For their study, the researchers used tau imaging data with uptake value ratios from 10 broad regions in 334 cognitively normal and 207 cognitively impaired patients who underwent 18F-flortaucipir PET scans. They also used Illumina SNP genotyping data from the patients, which identified and extracted 145 genome variations associated with AD.
The SCCA-clustering framework was jointly applied to the tau PET and genomics data sets, identifying four subtypes: medial temporal lobe (MTL)-dominant, posterior, MTL-sparing, and lateral-temporal. Along with the APOE gene, it also showed correlations between top genes and each subtype, including ADAMTS4 for the MTL-dominant subtype, TRPM1 for posterior, CYP4V2 for MTL-sparing, and CR1 for lateral-temporal subtype.
The researchers say that the approach could also be applied to many other types of diseases.

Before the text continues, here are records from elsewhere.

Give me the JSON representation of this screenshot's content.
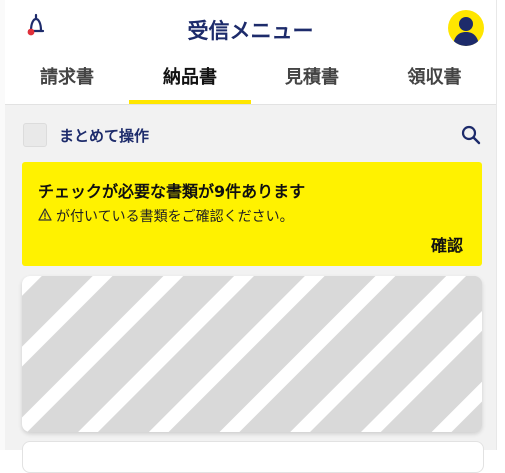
{
  "header": {
    "title": "受信メニュー",
    "logo_icon": "bell-icon",
    "avatar_icon": "user-avatar-icon"
  },
  "tabs": [
    {
      "label": "請求書"
    },
    {
      "label": "納品書",
      "active": true
    },
    {
      "label": "見積書"
    },
    {
      "label": "領収書"
    }
  ],
  "bulk": {
    "label": "まとめて操作",
    "search_icon": "search-icon"
  },
  "notice": {
    "title": "チェックが必要な書類が9件あります",
    "body": "が付いている書類をご確認ください。",
    "warning_icon": "warning-icon",
    "confirm_label": "確認"
  },
  "colors": {
    "accent_yellow": "#fff200",
    "navy": "#1d2b6b",
    "logo_red": "#e0303a"
  }
}
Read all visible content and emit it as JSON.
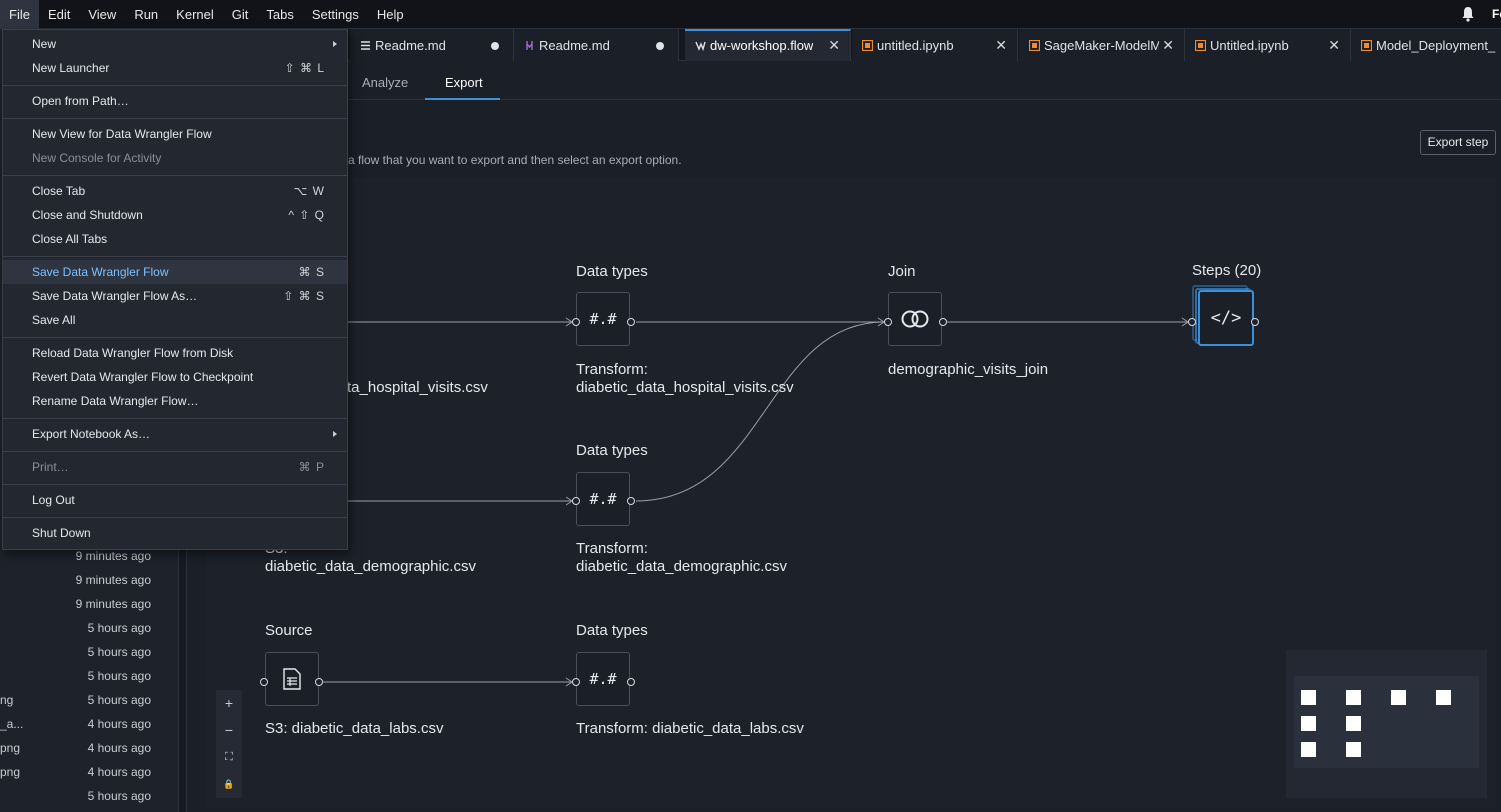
{
  "menubar": {
    "items": [
      "File",
      "Edit",
      "View",
      "Run",
      "Kernel",
      "Git",
      "Tabs",
      "Settings",
      "Help"
    ],
    "user_initial": "Fe"
  },
  "file_browser": {
    "rows": [
      {
        "name": "",
        "date": "9 minutes ago"
      },
      {
        "name": "",
        "date": "9 minutes ago"
      },
      {
        "name": "",
        "date": "9 minutes ago"
      },
      {
        "name": "",
        "date": "5 hours ago"
      },
      {
        "name": "",
        "date": "5 hours ago"
      },
      {
        "name": "",
        "date": "5 hours ago"
      },
      {
        "name": "ng",
        "date": "5 hours ago"
      },
      {
        "name": "_a...",
        "date": "4 hours ago"
      },
      {
        "name": "png",
        "date": "4 hours ago"
      },
      {
        "name": "png",
        "date": "4 hours ago"
      },
      {
        "name": "",
        "date": "5 hours ago"
      }
    ]
  },
  "tabs": [
    {
      "label": "Readme.md",
      "icon": "markdown-icon",
      "state": "dirty"
    },
    {
      "label": "Readme.md",
      "icon": "markdown-icon",
      "state": "dirty"
    },
    {
      "label": "dw-workshop.flow",
      "icon": "flow-icon",
      "state": "active"
    },
    {
      "label": "untitled.ipynb",
      "icon": "notebook-icon",
      "state": "close"
    },
    {
      "label": "SageMaker-ModelMc",
      "icon": "notebook-icon",
      "state": "close"
    },
    {
      "label": "Untitled.ipynb",
      "icon": "notebook-icon",
      "state": "close"
    },
    {
      "label": "Model_Deployment_",
      "icon": "notebook-icon",
      "state": "none"
    }
  ],
  "subtabs": [
    {
      "label": "Analyze",
      "active": false
    },
    {
      "label": "Export",
      "active": true
    }
  ],
  "export": {
    "instruction": "a flow that you want to export and then select an export option.",
    "export_step_label": "Export step"
  },
  "flow": {
    "nodes": {
      "dt1_title": "Data types",
      "dt1_glyph": "#.#",
      "dt1_label_1": "Transform:",
      "dt1_label_2": "diabetic_data_hospital_visits.csv",
      "src1_label": "ta_hospital_visits.csv",
      "dt2_title": "Data types",
      "dt2_glyph": "#.#",
      "dt2_label_1": "Transform:",
      "dt2_label_2": "diabetic_data_demographic.csv",
      "src2_label_1": "S3:",
      "src2_label_2": "diabetic_data_demographic.csv",
      "src3_title": "Source",
      "src3_label": "S3: diabetic_data_labs.csv",
      "dt3_title": "Data types",
      "dt3_glyph": "#.#",
      "dt3_label": "Transform: diabetic_data_labs.csv",
      "join_title": "Join",
      "join_label": "demographic_visits_join",
      "steps_title": "Steps (20)",
      "steps_glyph": "</>"
    }
  },
  "zoom": {
    "plus": "+",
    "minus": "−",
    "fit": "⛶",
    "lock": "🔒"
  },
  "file_menu": {
    "items": [
      {
        "label": "New",
        "shortcut": "",
        "submenu": true
      },
      {
        "label": "New Launcher",
        "shortcut": "⇧ ⌘ L"
      },
      {
        "label": "Open from Path…",
        "shortcut": ""
      },
      {
        "label": "New View for Data Wrangler Flow",
        "shortcut": ""
      },
      {
        "label": "New Console for Activity",
        "shortcut": "",
        "disabled": true
      },
      {
        "label": "Close Tab",
        "shortcut": "⌥ W"
      },
      {
        "label": "Close and Shutdown",
        "shortcut": "^ ⇧ Q"
      },
      {
        "label": "Close All Tabs",
        "shortcut": ""
      },
      {
        "label": "Save Data Wrangler Flow",
        "shortcut": "⌘ S",
        "highlighted": true
      },
      {
        "label": "Save Data Wrangler Flow As…",
        "shortcut": "⇧ ⌘ S"
      },
      {
        "label": "Save All",
        "shortcut": ""
      },
      {
        "label": "Reload Data Wrangler Flow from Disk",
        "shortcut": ""
      },
      {
        "label": "Revert Data Wrangler Flow to Checkpoint",
        "shortcut": ""
      },
      {
        "label": "Rename Data Wrangler Flow…",
        "shortcut": ""
      },
      {
        "label": "Export Notebook As…",
        "shortcut": "",
        "submenu": true
      },
      {
        "label": "Print…",
        "shortcut": "⌘ P",
        "disabled": true
      },
      {
        "label": "Log Out",
        "shortcut": ""
      },
      {
        "label": "Shut Down",
        "shortcut": ""
      }
    ]
  },
  "colors": {
    "accent": "#3d8fd6",
    "menu_highlight_text": "#7fc0ff",
    "background": "#1b1f28"
  }
}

Imaging and genomics data came from the Alzheimer's Disease Neuroimaging Initiative (ADNI).